Task
Your result should be the lines holding the word "this", copied from the entries below.

Records from a dataset
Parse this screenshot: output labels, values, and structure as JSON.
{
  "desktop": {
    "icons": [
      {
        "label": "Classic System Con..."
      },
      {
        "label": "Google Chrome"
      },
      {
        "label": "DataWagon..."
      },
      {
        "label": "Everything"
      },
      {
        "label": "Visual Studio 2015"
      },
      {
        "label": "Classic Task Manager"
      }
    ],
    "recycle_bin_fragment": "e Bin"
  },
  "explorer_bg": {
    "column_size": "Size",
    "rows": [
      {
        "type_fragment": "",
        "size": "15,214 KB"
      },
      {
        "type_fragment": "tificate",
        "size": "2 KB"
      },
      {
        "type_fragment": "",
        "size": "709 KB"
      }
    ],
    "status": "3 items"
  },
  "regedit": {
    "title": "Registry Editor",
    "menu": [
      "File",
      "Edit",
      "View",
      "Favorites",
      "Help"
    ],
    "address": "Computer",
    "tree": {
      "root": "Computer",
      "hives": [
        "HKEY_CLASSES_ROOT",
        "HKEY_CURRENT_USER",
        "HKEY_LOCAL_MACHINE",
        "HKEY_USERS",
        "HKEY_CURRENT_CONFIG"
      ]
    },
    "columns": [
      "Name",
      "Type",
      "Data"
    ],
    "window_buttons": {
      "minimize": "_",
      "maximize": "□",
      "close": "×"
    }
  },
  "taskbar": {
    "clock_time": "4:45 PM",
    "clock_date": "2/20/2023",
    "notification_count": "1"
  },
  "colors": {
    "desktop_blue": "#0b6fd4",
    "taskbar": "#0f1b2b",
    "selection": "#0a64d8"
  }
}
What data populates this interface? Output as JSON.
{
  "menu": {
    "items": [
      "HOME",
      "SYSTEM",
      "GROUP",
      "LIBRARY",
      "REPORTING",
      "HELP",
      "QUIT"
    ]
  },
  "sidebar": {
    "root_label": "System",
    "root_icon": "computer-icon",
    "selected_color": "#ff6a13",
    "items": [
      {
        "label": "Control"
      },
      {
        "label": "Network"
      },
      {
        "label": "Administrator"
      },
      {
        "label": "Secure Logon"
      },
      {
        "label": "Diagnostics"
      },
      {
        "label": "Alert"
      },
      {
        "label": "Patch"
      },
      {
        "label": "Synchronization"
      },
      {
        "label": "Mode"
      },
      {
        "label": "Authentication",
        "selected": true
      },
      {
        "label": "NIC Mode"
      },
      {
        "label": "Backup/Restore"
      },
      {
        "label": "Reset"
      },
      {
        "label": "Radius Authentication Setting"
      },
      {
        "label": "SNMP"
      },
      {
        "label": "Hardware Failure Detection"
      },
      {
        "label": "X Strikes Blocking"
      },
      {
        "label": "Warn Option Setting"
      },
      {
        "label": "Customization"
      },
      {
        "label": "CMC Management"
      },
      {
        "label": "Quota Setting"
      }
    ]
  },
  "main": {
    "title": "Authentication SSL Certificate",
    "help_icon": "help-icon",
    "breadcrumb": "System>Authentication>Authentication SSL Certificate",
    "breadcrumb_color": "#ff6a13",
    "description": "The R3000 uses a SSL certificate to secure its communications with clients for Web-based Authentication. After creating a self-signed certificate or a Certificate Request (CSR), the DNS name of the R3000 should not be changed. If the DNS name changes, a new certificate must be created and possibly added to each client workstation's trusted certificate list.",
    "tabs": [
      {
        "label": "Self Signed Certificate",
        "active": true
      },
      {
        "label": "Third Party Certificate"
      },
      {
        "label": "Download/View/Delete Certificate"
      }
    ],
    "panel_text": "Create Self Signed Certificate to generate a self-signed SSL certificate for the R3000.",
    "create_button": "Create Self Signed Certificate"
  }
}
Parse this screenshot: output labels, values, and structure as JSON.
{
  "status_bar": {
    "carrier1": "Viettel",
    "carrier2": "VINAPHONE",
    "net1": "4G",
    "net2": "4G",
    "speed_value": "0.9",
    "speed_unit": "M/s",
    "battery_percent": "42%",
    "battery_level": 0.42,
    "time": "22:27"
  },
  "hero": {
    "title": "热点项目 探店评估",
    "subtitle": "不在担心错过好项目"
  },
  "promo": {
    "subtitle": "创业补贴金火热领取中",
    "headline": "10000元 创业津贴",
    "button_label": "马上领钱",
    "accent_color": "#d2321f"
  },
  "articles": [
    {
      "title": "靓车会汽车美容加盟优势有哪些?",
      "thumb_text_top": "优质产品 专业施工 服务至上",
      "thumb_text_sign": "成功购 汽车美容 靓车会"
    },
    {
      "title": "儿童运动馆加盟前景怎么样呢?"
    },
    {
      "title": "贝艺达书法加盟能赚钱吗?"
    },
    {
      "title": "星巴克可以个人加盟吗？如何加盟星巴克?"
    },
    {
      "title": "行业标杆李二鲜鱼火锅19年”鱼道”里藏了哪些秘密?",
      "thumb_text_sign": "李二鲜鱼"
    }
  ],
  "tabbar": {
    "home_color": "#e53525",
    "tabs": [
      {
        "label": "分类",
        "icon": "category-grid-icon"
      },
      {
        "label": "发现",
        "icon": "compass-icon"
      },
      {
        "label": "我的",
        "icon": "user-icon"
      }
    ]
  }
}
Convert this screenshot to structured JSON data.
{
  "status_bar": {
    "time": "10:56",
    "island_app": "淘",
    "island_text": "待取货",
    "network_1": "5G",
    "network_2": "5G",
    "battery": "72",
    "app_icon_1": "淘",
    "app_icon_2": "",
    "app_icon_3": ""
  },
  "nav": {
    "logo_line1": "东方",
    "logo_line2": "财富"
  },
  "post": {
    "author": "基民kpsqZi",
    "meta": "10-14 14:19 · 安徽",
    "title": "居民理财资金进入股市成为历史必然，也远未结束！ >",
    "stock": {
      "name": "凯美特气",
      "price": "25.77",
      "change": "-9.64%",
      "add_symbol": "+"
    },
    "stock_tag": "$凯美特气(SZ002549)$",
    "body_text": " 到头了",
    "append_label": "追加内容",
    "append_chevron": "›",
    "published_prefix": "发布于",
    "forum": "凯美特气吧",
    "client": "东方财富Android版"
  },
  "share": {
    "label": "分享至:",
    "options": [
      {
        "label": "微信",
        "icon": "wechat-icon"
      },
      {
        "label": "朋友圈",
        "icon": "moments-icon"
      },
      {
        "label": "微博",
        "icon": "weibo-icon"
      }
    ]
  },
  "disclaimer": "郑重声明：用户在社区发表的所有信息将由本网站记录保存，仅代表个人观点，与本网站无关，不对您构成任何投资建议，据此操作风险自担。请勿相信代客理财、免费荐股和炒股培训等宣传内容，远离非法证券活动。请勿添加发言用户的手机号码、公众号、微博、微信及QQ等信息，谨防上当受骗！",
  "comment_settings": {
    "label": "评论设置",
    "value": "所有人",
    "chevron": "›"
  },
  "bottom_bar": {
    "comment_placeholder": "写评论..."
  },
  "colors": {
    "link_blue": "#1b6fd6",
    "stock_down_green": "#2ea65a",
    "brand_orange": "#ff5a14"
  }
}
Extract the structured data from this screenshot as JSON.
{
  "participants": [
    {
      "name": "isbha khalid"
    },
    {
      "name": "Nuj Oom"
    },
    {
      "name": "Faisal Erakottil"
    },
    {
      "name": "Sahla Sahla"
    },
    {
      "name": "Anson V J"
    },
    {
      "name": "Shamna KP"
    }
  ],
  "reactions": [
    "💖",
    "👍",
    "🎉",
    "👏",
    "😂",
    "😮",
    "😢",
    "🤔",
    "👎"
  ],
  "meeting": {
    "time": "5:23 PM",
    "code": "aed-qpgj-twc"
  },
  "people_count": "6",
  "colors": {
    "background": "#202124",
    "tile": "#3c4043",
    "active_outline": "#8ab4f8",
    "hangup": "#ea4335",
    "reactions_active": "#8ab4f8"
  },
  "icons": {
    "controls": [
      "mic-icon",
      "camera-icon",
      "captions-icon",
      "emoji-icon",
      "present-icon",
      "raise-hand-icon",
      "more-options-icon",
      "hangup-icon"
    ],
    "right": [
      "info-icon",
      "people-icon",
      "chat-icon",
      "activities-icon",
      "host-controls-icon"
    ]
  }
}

Final answer
Parse this screenshot: output labels, values, and structure as JSON.
What data populates this interface? Output as JSON.
Parse this screenshot: output labels, values, and structure as JSON.
Convert this screenshot to structured JSON data.
Extract the structured data from this screenshot as JSON.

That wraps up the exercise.